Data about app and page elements
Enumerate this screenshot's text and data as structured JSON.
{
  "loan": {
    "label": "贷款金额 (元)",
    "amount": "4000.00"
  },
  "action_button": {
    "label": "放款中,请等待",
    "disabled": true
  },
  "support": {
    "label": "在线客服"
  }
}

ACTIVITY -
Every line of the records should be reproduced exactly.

ANSWER FOR THIS EXERCISE -
Enumerate this screenshot's text and data as structured JSON.
{
  "loan": {
    "label": "贷款金额 (元)",
    "amount": "4000.00"
  },
  "action_button": {
    "label": "放款中,请等待",
    "disabled": true
  },
  "support": {
    "label": "在线客服"
  }
}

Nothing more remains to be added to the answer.